Remember House Bill 2? A North Carolina law passed in 2016, and then revoked amid a fury of national backlash and economic consequences, made it illegal for anyone to use a bathroom designated for a gender that does not correlate with the gender placed on their birth certificate. The 2017 repeal was met with well-founded excitement from queer people in the state, but the fight isn’t over yet. And while school districts, cities, and individual businesses have taken it upon themselves to change their own bathroom policies or the signs altogether (my personal favorite is the half-dress clad humanoid with WHATEVER underneath) to skirt the law, the bill irreversibly changed the conversation surrounding where queer people pee in this state. 

I didn’t see my birth certificate until I moved states and asked my parents to give it to me, just in case (of what? I suddenly hauled off and got married? who knows). There, under my parents’ names and the date, was Gender: F. As a cis person, I have spent my entire life responding to that little F with, “Yeah, sure.” As a femme queer woman, I enact the gender expression one most closely associates with being assigned female at birth.

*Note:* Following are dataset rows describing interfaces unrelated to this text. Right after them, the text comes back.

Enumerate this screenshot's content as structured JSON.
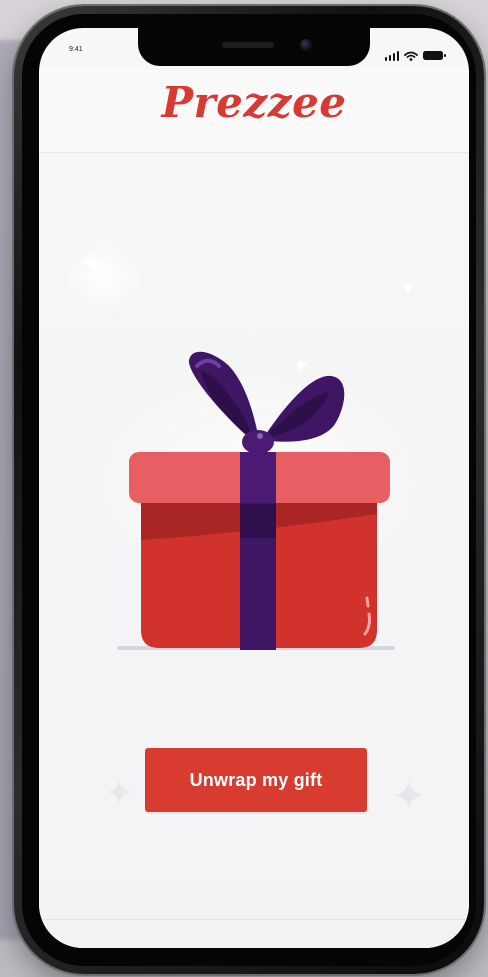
{
  "status_bar": {
    "time": "9:41"
  },
  "header": {
    "logo_text": "Prezzee"
  },
  "main": {
    "primary_button_label": "Unwrap my gift"
  },
  "colors": {
    "brand_red": "#d63a33",
    "button_red": "#d83b2f",
    "ribbon_purple": "#3e1663",
    "lid_pink": "#e85f63",
    "box_red": "#d1322c"
  },
  "icons": {
    "status": [
      "signal-icon",
      "wifi-icon",
      "battery-icon"
    ],
    "illustration": [
      "gift-box-icon",
      "sparkle-icon"
    ]
  }
}
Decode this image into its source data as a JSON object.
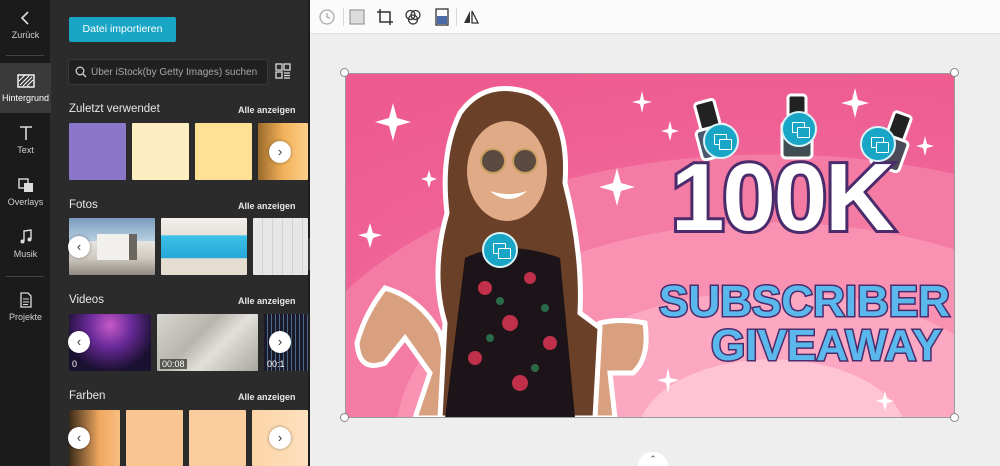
{
  "rail": {
    "items": [
      {
        "label": "Zurück",
        "icon": "back-arrow-icon"
      },
      {
        "label": "Hintergrund",
        "icon": "background-icon"
      },
      {
        "label": "Text",
        "icon": "text-icon"
      },
      {
        "label": "Overlays",
        "icon": "overlays-icon"
      },
      {
        "label": "Musik",
        "icon": "music-icon"
      },
      {
        "label": "Projekte",
        "icon": "projects-icon"
      }
    ]
  },
  "panel": {
    "import_label": "Datei importieren",
    "search_placeholder": "Über iStock(by Getty Images) suchen",
    "sections": {
      "recent": {
        "title": "Zuletzt verwendet",
        "link": "Alle anzeigen"
      },
      "photos": {
        "title": "Fotos",
        "link": "Alle anzeigen"
      },
      "videos": {
        "title": "Videos",
        "link": "Alle anzeigen",
        "durations": [
          "0",
          "00:08",
          "00:1"
        ]
      },
      "colors": {
        "title": "Farben",
        "link": "Alle anzeigen"
      }
    },
    "recent_swatches": [
      "#8b77c9",
      "#fdeec2",
      "#fee195"
    ],
    "color_swatches": [
      "#f9c693",
      "#fbcc9d",
      "#fdd5a8"
    ]
  },
  "toolbar": {
    "icons": [
      "timer-icon",
      "background-fill-icon",
      "crop-icon",
      "filter-icon",
      "opacity-icon",
      "flip-icon"
    ]
  },
  "canvas": {
    "headline": "100K",
    "line1": "SUBSCRIBER",
    "line2": "GIVEAWAY",
    "colors": {
      "bg": "#f06ea0",
      "headline_fill": "#ffffff",
      "headline_stroke": "#4a2b6b",
      "sub_fill": "#5bb8ec",
      "sub_stroke": "#4a2b6b"
    }
  }
}
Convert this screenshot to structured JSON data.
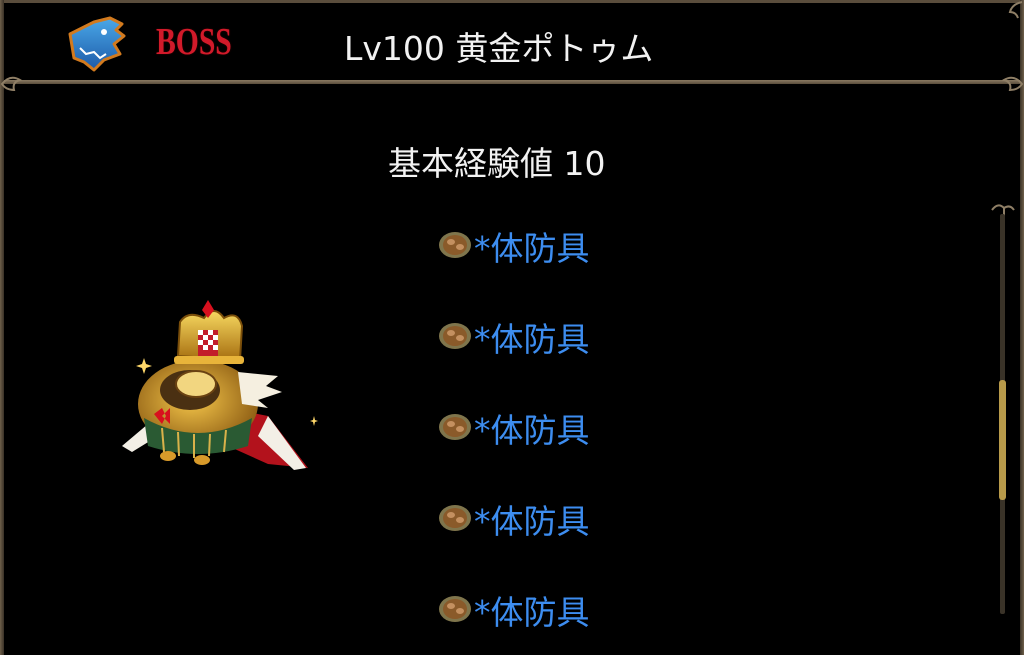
{
  "header": {
    "badge": "BOSS",
    "monster_name": "Lv100 黄金ポトゥム",
    "icon": "dragon-head-icon"
  },
  "info": {
    "exp_text": "基本経験値 10"
  },
  "drops": [
    {
      "label": "*体防具",
      "icon": "pouch-icon"
    },
    {
      "label": "*体防具",
      "icon": "pouch-icon"
    },
    {
      "label": "*体防具",
      "icon": "pouch-icon"
    },
    {
      "label": "*体防具",
      "icon": "pouch-icon"
    },
    {
      "label": "*体防具",
      "icon": "pouch-icon"
    }
  ],
  "colors": {
    "boss_text": "#d11a2a",
    "drop_text": "#3d8df0",
    "frame": "#8a7a62"
  }
}
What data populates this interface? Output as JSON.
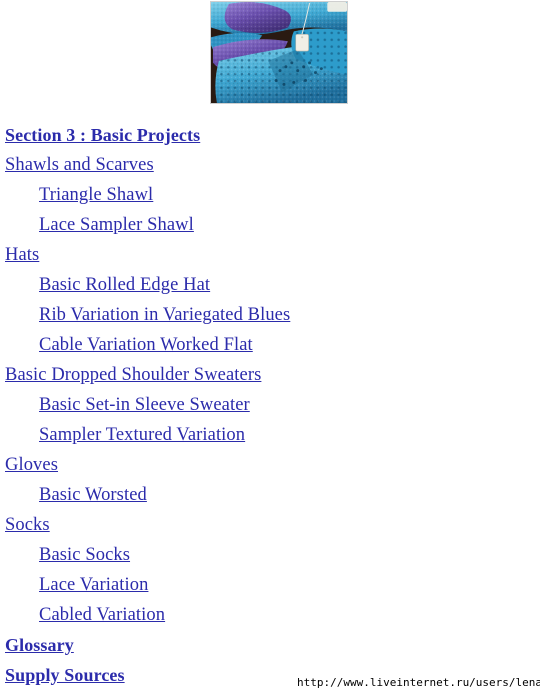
{
  "photo": {
    "alt": "Knitted blue and purple lace shawls with a paper price tag",
    "colors": {
      "teal": "#3fa9d4",
      "teal_dark": "#1f6f9e",
      "teal_light": "#7fd0ea",
      "purple": "#6a4fae",
      "purple_light": "#8f78c9",
      "purple_dark": "#4a3580",
      "background_dark": "#2a1a12",
      "tag": "#f2efe6",
      "border": "#cfcfcf"
    }
  },
  "theme": {
    "link_color": "#2b2bab",
    "page_background": "#ffffff",
    "footer_text_color": "#000000"
  },
  "toc": {
    "items": [
      {
        "label": "Section 3 : Basic Projects",
        "indent": false,
        "bold": true
      },
      {
        "label": "Shawls and Scarves",
        "indent": false,
        "bold": false
      },
      {
        "label": "Triangle Shawl",
        "indent": true,
        "bold": false
      },
      {
        "label": "Lace Sampler Shawl",
        "indent": true,
        "bold": false
      },
      {
        "label": "Hats",
        "indent": false,
        "bold": false
      },
      {
        "label": "Basic Rolled Edge Hat",
        "indent": true,
        "bold": false
      },
      {
        "label": "Rib Variation in Variegated Blues",
        "indent": true,
        "bold": false
      },
      {
        "label": "Cable Variation Worked Flat",
        "indent": true,
        "bold": false
      },
      {
        "label": "Basic Dropped Shoulder Sweaters",
        "indent": false,
        "bold": false
      },
      {
        "label": "Basic Set-in Sleeve Sweater",
        "indent": true,
        "bold": false
      },
      {
        "label": "Sampler Textured Variation",
        "indent": true,
        "bold": false
      },
      {
        "label": "Gloves",
        "indent": false,
        "bold": false
      },
      {
        "label": "Basic Worsted",
        "indent": true,
        "bold": false
      },
      {
        "label": "Socks",
        "indent": false,
        "bold": false
      },
      {
        "label": "Basic Socks",
        "indent": true,
        "bold": false
      },
      {
        "label": "Lace Variation",
        "indent": true,
        "bold": false
      },
      {
        "label": "Cabled Variation",
        "indent": true,
        "bold": false
      },
      {
        "label": "Glossary",
        "indent": false,
        "bold": true
      },
      {
        "label": "Supply Sources",
        "indent": false,
        "bold": true
      }
    ]
  },
  "footer": {
    "url": "http://www.liveinternet.ru/users/lenatt/"
  }
}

My birth certificate currently lives with my passport, bank documents, and my car lease in a fireproof box in my house somewhere. I’ve never been asked to present it, or my driver’s license, to access a restroom. 

But where queer people pee isn’t just about a law; that the law has been withdrawn has not changed the ramped-up surveillance that many queer people now feel in public. If my partner goes for the women’s restroom, will they be stopped? Will they be asked to produce identification? If we are in the restroom together on road trips, I avoid speaking to her entirely; if we do have to speak, we use one another’s names instead of our usual pet names. We avoid small talk with other people at the sinks. 

The point of the bill wasn’t to make us all carry our birth certificates everywhere – it was to enforce a state of extreme surveillance onto queer bodies in public spaces, even more than people were experiencing previously. And it’s working far beyond the borders of North Carolina. 

As a queer Appalachian (born and raised in Fort Chiswell, Virginia) who has never lived outside the American South, I know that we are currently experiencing something like a reckoning in queer culture in the South. Suddenly, the data proves, and the greater American media cares, that we’re here in record numbers. West Virginia leads the country in the percentage of teenagers who are trans. Writers like Silas House and Jeff Mann write about being queer Southerners while holding prestigious jobs as professors at major colleges. Support for same-sex marriage (the bar resting snugly on the ground for queer rights, but an important milestone nonetheless) has nearly doubled in less than twenty years, an astounding reversal of bigotry. 

And yet, I walked into the tiny gas station to pee with all my cis- and hetero-passing privilege, leaving my partner nervously sitting in the car outside (which was selfish and horrid of me, in retrospect), because for all the good and normal and beautiful in our queer south, I still have to ask: Can you pee here? And that answer doesn’t come easily. 

Emily Blair is a queer Appalachian poet and blue-collar scholar. Originally from Fort Chiswell, Virginia, she now lives in North Carolina, where she teaches at a community college. More information about her and her writing can be found on her website, emilyblairpoet.com.